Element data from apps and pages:
+--
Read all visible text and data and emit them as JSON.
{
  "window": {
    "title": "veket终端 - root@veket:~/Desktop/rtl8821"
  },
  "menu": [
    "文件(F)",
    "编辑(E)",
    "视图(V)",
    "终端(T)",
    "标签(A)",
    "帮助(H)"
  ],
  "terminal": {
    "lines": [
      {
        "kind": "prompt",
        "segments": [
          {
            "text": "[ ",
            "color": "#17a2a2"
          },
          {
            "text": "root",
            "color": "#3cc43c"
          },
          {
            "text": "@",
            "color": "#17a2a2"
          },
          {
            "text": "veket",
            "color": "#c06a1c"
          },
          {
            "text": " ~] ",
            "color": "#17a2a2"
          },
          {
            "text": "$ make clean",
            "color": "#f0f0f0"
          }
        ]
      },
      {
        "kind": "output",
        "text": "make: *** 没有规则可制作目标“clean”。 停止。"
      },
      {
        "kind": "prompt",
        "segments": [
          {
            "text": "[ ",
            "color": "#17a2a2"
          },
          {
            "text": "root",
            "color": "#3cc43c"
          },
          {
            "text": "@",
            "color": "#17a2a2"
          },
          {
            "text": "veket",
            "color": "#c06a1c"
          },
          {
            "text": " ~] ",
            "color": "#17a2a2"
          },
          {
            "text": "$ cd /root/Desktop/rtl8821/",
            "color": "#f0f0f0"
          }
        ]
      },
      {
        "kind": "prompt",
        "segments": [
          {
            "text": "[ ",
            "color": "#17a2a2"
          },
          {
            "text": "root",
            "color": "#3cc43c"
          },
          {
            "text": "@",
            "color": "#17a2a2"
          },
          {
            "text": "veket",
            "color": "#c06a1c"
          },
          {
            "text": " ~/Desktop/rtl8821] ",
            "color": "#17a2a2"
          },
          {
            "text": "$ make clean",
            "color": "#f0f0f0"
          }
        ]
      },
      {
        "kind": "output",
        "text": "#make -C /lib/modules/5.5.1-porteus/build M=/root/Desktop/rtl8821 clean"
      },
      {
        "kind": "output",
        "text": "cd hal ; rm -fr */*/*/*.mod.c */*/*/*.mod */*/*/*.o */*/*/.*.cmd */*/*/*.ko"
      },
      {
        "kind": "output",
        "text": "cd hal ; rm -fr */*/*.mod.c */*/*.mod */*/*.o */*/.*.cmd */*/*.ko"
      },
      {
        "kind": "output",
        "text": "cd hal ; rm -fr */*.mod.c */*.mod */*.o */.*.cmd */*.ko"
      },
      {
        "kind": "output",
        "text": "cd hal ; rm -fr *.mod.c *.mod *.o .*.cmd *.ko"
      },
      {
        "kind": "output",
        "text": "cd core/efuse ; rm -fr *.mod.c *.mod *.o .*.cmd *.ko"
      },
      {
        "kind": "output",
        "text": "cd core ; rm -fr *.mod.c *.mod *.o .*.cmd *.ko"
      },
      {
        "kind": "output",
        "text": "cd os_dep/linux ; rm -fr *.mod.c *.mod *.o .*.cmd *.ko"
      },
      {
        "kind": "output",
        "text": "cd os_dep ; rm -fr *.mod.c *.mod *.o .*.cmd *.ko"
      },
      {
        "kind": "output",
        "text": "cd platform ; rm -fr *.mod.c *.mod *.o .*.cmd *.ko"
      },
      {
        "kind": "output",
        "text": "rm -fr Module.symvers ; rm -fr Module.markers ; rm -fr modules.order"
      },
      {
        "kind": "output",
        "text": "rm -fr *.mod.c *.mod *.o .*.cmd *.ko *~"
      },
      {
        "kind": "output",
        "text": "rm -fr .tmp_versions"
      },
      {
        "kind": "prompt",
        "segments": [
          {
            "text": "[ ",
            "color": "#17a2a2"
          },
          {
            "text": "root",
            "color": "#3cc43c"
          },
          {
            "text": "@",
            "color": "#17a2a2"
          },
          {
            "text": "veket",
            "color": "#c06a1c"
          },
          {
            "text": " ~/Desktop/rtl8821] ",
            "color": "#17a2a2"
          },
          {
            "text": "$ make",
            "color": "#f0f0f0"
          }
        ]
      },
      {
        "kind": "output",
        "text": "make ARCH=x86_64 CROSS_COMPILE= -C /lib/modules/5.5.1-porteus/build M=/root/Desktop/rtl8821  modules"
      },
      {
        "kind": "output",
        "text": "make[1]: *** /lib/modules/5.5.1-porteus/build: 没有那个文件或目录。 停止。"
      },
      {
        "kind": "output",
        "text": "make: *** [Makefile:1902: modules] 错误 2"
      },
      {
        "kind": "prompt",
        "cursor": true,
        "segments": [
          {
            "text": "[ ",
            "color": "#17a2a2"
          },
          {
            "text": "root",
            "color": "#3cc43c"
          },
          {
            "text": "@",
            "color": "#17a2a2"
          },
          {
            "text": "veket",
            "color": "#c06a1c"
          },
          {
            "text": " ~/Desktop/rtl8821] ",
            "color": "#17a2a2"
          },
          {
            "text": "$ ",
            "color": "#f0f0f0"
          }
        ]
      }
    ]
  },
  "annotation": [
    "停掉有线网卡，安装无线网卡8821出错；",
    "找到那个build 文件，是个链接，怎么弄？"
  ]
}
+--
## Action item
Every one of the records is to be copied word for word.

## Output
Read all visible text and data and emit them as JSON.
{
  "window": {
    "title": "veket终端 - root@veket:~/Desktop/rtl8821"
  },
  "menu": [
    "文件(F)",
    "编辑(E)",
    "视图(V)",
    "终端(T)",
    "标签(A)",
    "帮助(H)"
  ],
  "terminal": {
    "lines": [
      {
        "kind": "prompt",
        "segments": [
          {
            "text": "[ ",
            "color": "#17a2a2"
          },
          {
            "text": "root",
            "color": "#3cc43c"
          },
          {
            "text": "@",
            "color": "#17a2a2"
          },
          {
            "text": "veket",
            "color": "#c06a1c"
          },
          {
            "text": " ~] ",
            "color": "#17a2a2"
          },
          {
            "text": "$ make clean",
            "color": "#f0f0f0"
          }
        ]
      },
      {
        "kind": "output",
        "text": "make: *** 没有规则可制作目标“clean”。 停止。"
      },
      {
        "kind": "prompt",
        "segments": [
          {
            "text": "[ ",
            "color": "#17a2a2"
          },
          {
            "text": "root",
            "color": "#3cc43c"
          },
          {
            "text": "@",
            "color": "#17a2a2"
          },
          {
            "text": "veket",
            "color": "#c06a1c"
          },
          {
            "text": " ~] ",
            "color": "#17a2a2"
          },
          {
            "text": "$ cd /root/Desktop/rtl8821/",
            "color": "#f0f0f0"
          }
        ]
      },
      {
        "kind": "prompt",
        "segments": [
          {
            "text": "[ ",
            "color": "#17a2a2"
          },
          {
            "text": "root",
            "color": "#3cc43c"
          },
          {
            "text": "@",
            "color": "#17a2a2"
          },
          {
            "text": "veket",
            "color": "#c06a1c"
          },
          {
            "text": " ~/Desktop/rtl8821] ",
            "color": "#17a2a2"
          },
          {
            "text": "$ make clean",
            "color": "#f0f0f0"
          }
        ]
      },
      {
        "kind": "output",
        "text": "#make -C /lib/modules/5.5.1-porteus/build M=/root/Desktop/rtl8821 clean"
      },
      {
        "kind": "output",
        "text": "cd hal ; rm -fr */*/*/*.mod.c */*/*/*.mod */*/*/*.o */*/*/.*.cmd */*/*/*.ko"
      },
      {
        "kind": "output",
        "text": "cd hal ; rm -fr */*/*.mod.c */*/*.mod */*/*.o */*/.*.cmd */*/*.ko"
      },
      {
        "kind": "output",
        "text": "cd hal ; rm -fr */*.mod.c */*.mod */*.o */.*.cmd */*.ko"
      },
      {
        "kind": "output",
        "text": "cd hal ; rm -fr *.mod.c *.mod *.o .*.cmd *.ko"
      },
      {
        "kind": "output",
        "text": "cd core/efuse ; rm -fr *.mod.c *.mod *.o .*.cmd *.ko"
      },
      {
        "kind": "output",
        "text": "cd core ; rm -fr *.mod.c *.mod *.o .*.cmd *.ko"
      },
      {
        "kind": "output",
        "text": "cd os_dep/linux ; rm -fr *.mod.c *.mod *.o .*.cmd *.ko"
      },
      {
        "kind": "output",
        "text": "cd os_dep ; rm -fr *.mod.c *.mod *.o .*.cmd *.ko"
      },
      {
        "kind": "output",
        "text": "cd platform ; rm -fr *.mod.c *.mod *.o .*.cmd *.ko"
      },
      {
        "kind": "output",
        "text": "rm -fr Module.symvers ; rm -fr Module.markers ; rm -fr modules.order"
      },
      {
        "kind": "output",
        "text": "rm -fr *.mod.c *.mod *.o .*.cmd *.ko *~"
      },
      {
        "kind": "output",
        "text": "rm -fr .tmp_versions"
      },
      {
        "kind": "prompt",
        "segments": [
          {
            "text": "[ ",
            "color": "#17a2a2"
          },
          {
            "text": "root",
            "color": "#3cc43c"
          },
          {
            "text": "@",
            "color": "#17a2a2"
          },
          {
            "text": "veket",
            "color": "#c06a1c"
          },
          {
            "text": " ~/Desktop/rtl8821] ",
            "color": "#17a2a2"
          },
          {
            "text": "$ make",
            "color": "#f0f0f0"
          }
        ]
      },
      {
        "kind": "output",
        "text": "make ARCH=x86_64 CROSS_COMPILE= -C /lib/modules/5.5.1-porteus/build M=/root/Desktop/rtl8821  modules"
      },
      {
        "kind": "output",
        "text": "make[1]: *** /lib/modules/5.5.1-porteus/build: 没有那个文件或目录。 停止。"
      },
      {
        "kind": "output",
        "text": "make: *** [Makefile:1902: modules] 错误 2"
      },
      {
        "kind": "prompt",
        "cursor": true,
        "segments": [
          {
            "text": "[ ",
            "color": "#17a2a2"
          },
          {
            "text": "root",
            "color": "#3cc43c"
          },
          {
            "text": "@",
            "color": "#17a2a2"
          },
          {
            "text": "veket",
            "color": "#c06a1c"
          },
          {
            "text": " ~/Desktop/rtl8821] ",
            "color": "#17a2a2"
          },
          {
            "text": "$ ",
            "color": "#f0f0f0"
          }
        ]
      }
    ]
  },
  "annotation": [
    "停掉有线网卡，安装无线网卡8821出错；",
    "找到那个build 文件，是个链接，怎么弄？"
  ]
}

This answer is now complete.